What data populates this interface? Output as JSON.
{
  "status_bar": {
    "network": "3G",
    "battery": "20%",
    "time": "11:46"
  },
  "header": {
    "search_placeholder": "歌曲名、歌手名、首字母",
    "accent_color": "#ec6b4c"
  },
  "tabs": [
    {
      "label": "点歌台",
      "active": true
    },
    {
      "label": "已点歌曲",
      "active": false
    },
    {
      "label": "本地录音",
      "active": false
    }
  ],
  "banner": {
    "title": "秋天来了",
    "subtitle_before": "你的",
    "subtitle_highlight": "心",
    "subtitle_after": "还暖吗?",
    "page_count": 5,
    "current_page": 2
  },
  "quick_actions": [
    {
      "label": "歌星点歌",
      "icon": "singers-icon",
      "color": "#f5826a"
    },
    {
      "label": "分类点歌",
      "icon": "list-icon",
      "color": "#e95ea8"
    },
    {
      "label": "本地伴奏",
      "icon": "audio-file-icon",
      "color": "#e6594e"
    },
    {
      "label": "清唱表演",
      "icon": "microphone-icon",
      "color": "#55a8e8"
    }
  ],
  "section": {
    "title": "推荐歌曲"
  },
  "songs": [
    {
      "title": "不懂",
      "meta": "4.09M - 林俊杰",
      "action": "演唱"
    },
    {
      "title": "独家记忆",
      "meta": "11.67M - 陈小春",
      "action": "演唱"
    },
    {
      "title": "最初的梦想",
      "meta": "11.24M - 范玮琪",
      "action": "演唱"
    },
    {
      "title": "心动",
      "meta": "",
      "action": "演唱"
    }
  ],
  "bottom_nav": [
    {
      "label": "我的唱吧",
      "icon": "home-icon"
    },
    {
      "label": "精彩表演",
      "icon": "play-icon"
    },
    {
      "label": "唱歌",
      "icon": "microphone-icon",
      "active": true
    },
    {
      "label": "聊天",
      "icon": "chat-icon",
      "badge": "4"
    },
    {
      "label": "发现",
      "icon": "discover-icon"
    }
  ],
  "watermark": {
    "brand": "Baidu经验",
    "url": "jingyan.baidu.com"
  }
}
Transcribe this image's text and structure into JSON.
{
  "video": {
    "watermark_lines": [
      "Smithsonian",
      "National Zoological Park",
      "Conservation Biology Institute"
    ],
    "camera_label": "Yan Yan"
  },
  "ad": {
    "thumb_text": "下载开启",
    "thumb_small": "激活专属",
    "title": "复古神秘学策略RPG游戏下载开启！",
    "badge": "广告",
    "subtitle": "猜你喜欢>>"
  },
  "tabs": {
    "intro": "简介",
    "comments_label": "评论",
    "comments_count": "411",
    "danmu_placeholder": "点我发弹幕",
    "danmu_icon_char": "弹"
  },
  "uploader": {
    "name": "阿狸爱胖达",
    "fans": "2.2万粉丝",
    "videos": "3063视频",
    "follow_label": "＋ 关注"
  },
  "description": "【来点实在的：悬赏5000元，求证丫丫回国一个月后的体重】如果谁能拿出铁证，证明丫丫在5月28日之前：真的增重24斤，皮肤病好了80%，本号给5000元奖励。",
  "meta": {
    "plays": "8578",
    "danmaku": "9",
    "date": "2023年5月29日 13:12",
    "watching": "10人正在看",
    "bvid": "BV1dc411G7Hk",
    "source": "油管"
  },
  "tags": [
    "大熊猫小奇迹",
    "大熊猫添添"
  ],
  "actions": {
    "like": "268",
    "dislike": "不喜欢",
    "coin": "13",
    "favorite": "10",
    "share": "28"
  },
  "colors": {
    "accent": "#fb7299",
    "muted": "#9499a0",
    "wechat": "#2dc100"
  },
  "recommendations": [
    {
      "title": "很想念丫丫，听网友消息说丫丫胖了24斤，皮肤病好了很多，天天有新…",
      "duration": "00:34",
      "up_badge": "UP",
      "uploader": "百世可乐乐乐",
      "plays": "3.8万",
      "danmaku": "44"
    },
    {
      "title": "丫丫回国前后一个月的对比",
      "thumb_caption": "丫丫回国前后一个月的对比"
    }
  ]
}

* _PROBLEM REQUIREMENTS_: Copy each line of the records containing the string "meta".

* _ANSWER BELOW_:
      "meta": "4.09M - 林俊杰",
      "meta": "11.67M - 陈小春",
      "meta": "11.24M - 范玮琪",
      "meta": "",
  "meta": {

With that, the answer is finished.